Theory of Automatons
Theory of Automatons
an area of theoretical cybernetics in which various discrete data processors are studied. It originated in the early 1950’s in connection with practical computer design requirements and with the development of mathematical models for data-processing operations in biological, economic, and other systems. It is an independent branch of mathematics, having a variety of problems and applications.
The basic concepts of the theory are the concept of an abstract automaton and the concept of combining automatons. These are reasonable abstractions of real existing discrete devices—automatons. The concept of an abstract automaton permits a device to be characterized in terms of its functional algorithm—that is, the algorithm of the data process it performs. The concept of combination of automatons permits a device to be characterized from the structural point of view; in other words, it depicts how a given device is constructed from other, more elementary devices.
The theory has several parts. One is the abstract algebraic theory of automatons. This part studies the properties of abstract automatons and the various methods of representing them. The term abstract automaton is given to the object A = A (ℌ, X, Y, δ, γ) consisting of three nonempty sets—the set of states ℋ, the set of input signals X, and the set of output signals Y—and two functions that uniquely map the set ℋхX’ into ℋ, δ (a, x) of the transitions and the set ℋ X X into Y, ʎ (a, x) of the outputs. An abstract automaton is called finite if the sets ℋ, X, and Y are finite. The abstract algebraic theory of automatons can be divided into the theory of finite automatons and the theory of infinite automatons. The basic problems of the finite automaton theory can be regarded as solved. The most interesting results of the theory are the theorem for the analysis and synthesis of finite automatons which gives the characteristics of events occurring in finite automatons, theorems of definite relationships in the algebra of regular events, evaluations of the duration of experiments with finite automatons, and a series of results from investigations into the algebraic properties of abstract automatons. In the theory of infinite automatons, various conceptions of infinite automatons are considered, and the classes of special kinds of infinite automatons are distinguished more accurately. This theory is important for its close association with the general theories of formal languages and grammars and also with the theory of algorithms. Within the scope of the abstract algebraic theory of automatons, an approach was outlined in the late 1960’s for the solution to the problem of creating an algebra of algorithms and of designing apparatus for formal transformations of expressions in this algebra, thus permitting a completely new approach to solving these types of problems as the equivalent of algorithm schemes and making it possible to efficiently solve optimization problems in the design of discrete devices.

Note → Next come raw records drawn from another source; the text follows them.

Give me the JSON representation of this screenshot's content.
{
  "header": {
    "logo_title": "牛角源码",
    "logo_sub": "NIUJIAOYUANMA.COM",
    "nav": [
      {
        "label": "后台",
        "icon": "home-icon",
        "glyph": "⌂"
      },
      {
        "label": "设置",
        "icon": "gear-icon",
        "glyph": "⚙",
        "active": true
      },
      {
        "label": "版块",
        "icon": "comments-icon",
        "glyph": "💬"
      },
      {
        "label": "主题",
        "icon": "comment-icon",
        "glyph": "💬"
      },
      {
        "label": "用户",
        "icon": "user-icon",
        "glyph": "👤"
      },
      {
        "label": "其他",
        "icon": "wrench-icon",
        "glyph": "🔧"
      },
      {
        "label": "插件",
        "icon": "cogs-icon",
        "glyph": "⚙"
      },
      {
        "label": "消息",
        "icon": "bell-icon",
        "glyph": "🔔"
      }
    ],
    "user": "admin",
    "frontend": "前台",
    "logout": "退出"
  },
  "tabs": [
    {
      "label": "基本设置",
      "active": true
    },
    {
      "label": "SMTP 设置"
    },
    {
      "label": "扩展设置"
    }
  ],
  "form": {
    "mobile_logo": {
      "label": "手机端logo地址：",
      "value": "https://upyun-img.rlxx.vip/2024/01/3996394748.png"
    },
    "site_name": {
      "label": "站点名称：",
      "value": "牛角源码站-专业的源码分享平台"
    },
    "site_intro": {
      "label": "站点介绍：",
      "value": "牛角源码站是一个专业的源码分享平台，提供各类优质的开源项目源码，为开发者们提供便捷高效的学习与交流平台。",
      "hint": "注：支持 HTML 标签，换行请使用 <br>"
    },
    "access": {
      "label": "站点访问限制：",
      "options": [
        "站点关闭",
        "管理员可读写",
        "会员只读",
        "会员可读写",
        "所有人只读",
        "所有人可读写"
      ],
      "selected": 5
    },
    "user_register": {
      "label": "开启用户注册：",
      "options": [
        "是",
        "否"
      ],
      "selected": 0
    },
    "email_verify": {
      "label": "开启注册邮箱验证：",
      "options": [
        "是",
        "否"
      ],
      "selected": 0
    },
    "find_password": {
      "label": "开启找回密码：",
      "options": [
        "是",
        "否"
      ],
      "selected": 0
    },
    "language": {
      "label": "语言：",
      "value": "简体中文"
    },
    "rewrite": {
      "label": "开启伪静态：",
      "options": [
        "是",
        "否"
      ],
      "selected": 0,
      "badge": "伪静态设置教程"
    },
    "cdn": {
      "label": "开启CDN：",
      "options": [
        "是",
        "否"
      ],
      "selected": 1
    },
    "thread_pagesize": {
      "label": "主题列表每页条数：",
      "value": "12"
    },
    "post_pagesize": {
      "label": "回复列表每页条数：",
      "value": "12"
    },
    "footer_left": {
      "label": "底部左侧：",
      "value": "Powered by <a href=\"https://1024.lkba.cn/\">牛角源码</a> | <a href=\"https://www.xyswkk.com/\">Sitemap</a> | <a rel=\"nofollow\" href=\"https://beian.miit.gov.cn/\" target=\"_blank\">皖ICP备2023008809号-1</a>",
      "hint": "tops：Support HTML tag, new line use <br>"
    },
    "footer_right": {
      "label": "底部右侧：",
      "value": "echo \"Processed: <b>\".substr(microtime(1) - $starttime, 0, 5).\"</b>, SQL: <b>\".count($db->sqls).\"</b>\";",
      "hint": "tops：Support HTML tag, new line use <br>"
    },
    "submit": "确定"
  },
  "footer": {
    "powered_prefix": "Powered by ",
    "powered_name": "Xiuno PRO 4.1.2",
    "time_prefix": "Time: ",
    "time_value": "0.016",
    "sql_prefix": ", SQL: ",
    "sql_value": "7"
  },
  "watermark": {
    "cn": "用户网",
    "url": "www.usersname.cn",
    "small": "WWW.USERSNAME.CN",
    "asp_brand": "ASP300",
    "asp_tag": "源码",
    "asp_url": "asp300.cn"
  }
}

Another part of the theory of automatons is the structural theory. Here an automaton is represented in the form of a network whose elements are chosen from a certain ensemble of elementary automatons, are connected among themselves in some special manner, and store and transform elementary signals. The principal results of the structural theory of automatons are the practical techniques of constructing complex logic networks, of investigating their complexity by means of asymptotic evaluations, of solving the problem of completeness for a system of elementary automatons, of coding the states of automatons, of optimal realization for logic networks in various elementary structures, and so forth. The structural theory of automatons is closely associated with the coding theory, the general theory of switching functions, the theory of combining circuits, information theory, the reliability theory of discrete devices, and so forth.
The third part of the theory of automatons is the theory of random automatons and adaptive systems.
The principal application of the theory of automatons is in the practical design of and automation of the design of discrete devices, especially computers. It is gaining in importance in such classical mathematical disciplines as the theory of algorithms, on the one hand, and in such modern mathematical theories in mathematics and cybernetics as the theory of formal systems, programming theory, and the theory of formal languages and grammars, on the other.
REFERENCESAvtomaty. Edited by C. E. Shannon and J. McCarthy. Moscow, 1956. (Collection of articles; translated from English.)
Glushkov, V. M. Sintez tsifrovykh avtomatov. Moscow, 1962.
Glushkov, V. M. Vvedenie v kibernetiku. Kiev, 1964.
Kobrinskii, N. E., and B. A. Trakhtenbrot. Vvedenie v teoriiu konechnykh avtomatov. Moscow, 1962.
Logika. Avtomaty. Algoritmy. Moscow, 1963.
Gill, A. Vvedenie v teoriiu konechnykh avtomatov. Moscow, 1966. (Translated from English.)
IU. V. KAPITONOVA